“It’s really easy for EDM artists to become super complacent,” said Justin Taylor Phillips, 25, known by his fans as Crywolf.
Complacency wasn’t an option for Justin. While all of his producer friends were swimming in success after a quick come-up thanks to a switchover from dubstep to trap, Justin was struggling to make rent, barely affording to eat. He was hungry, but just not hungry enough to drop dubstep and chase a trendier sound.
Before Justin launched his solo career, he played with his childhood best friend, John Luke Lewis. They had grown a healthy following in their hometown of Raleigh, North Carolina, and after their first #1 on Hype Machine, agents were lining up. They came to the venue one night, paperwork in-hand, but the on-the-brink-of-a-breakthrough moment just faded away. Justin and John proceeded to play “a terrible show.”
“I was so mad… we just didn’t have our shit together at the time… we had all of these missed opportunities.”
Music production never came easy to Justin. It wasn’t something he was naturally gifted at. Justin actually had a lot of success early on with videography and had been offered scholarships to several film schools.
“I never had that with music. It was always a lot of work for a little success.
While his buddies were touring all over, getting paid and enjoying the good life in that first wave of trap producers to hit it big, Justin was in the studio, broke, frustrated and feeling like a complete failure.
“You have to sort of have that desperation. I feel like when you’re in that position, you are more likely to go all or nothing.”

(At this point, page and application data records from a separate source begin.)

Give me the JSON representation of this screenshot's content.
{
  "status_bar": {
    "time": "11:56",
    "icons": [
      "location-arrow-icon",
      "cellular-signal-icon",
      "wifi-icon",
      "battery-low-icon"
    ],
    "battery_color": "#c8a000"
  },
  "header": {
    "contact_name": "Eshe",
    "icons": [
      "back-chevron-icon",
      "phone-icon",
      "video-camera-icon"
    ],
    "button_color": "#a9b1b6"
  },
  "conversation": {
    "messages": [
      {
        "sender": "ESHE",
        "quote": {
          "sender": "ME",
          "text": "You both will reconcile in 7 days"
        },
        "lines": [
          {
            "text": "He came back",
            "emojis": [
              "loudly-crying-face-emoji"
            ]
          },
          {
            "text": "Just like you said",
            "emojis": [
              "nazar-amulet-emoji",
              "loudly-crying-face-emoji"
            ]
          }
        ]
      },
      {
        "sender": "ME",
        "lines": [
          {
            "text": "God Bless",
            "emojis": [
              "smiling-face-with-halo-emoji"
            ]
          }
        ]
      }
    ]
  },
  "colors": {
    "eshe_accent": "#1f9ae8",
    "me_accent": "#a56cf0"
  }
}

If he had began touring at the time, Justin said, he would have become just as complacent as his trend-hopping friends who eventually stopped releasing tracks and began to fall off just as quickly as they came up.
“I never would have had to really dig down and really find my sound… that never would have happened if I had that feeling of success.”
Dubstep was fun to play out. And by this time, Justin had put the work in. He had reached a level of production where he could hang with the best of them and his music was hitting just as hard. But the more he reflected on where he was and what he was doing, the more dissatisfied he felt.
As he looked around, he saw producers “making the same drop [they] were making three years ago and [they] just realized it worked so [they] just make it over and over again.”
He was disheartened by the default producers pervading the EDM scene and their shallow music with its go-to formulas.
“[It’s] the same thing that everyone thinks, but producers don't say it - well, unless they are butthurt producers - but producers who are successful don't say it because some of these people are your peers. But everyone knows that a lot of the biggest electronic music sucks.”
Justin doesn’t claim to be a rebel minority fighting the matrix.
“I think the majority of musical producers think that, but you can’t really say that because people get so mad at you.”
I couldn’t help but agree with Justin, that there are a great number of producers who seem to be emulating more than innovating.
Dedicated dance music fans know this, and it seems that more and more fans in general are becoming numb to the cheap tricks and are instead gravitating towards more unique ideas and sounds.
Even with dubstep and trap right now, Justin says, the drops that are getting the most attention are the really strange ones.
“If you’re making art for yourself and you’re still making that really standard stuff, then I would ask like how well do you know yourself, how in touch are you with your wants and desires if the ultimate music for yourself is just a Skrillex knock-off…?”
“I love that because it encourages people to make stuff that’s different.”
Being different involves taking risks and fearlessly stepping into the unknown. Creativity isn’t something you just have. In some sense, it’s like any other skill where you have to practice it, Justin said, but then again, it’s not something you can really track like athletic abilities.
Check out Crywolf's debut album Cataclasm out now here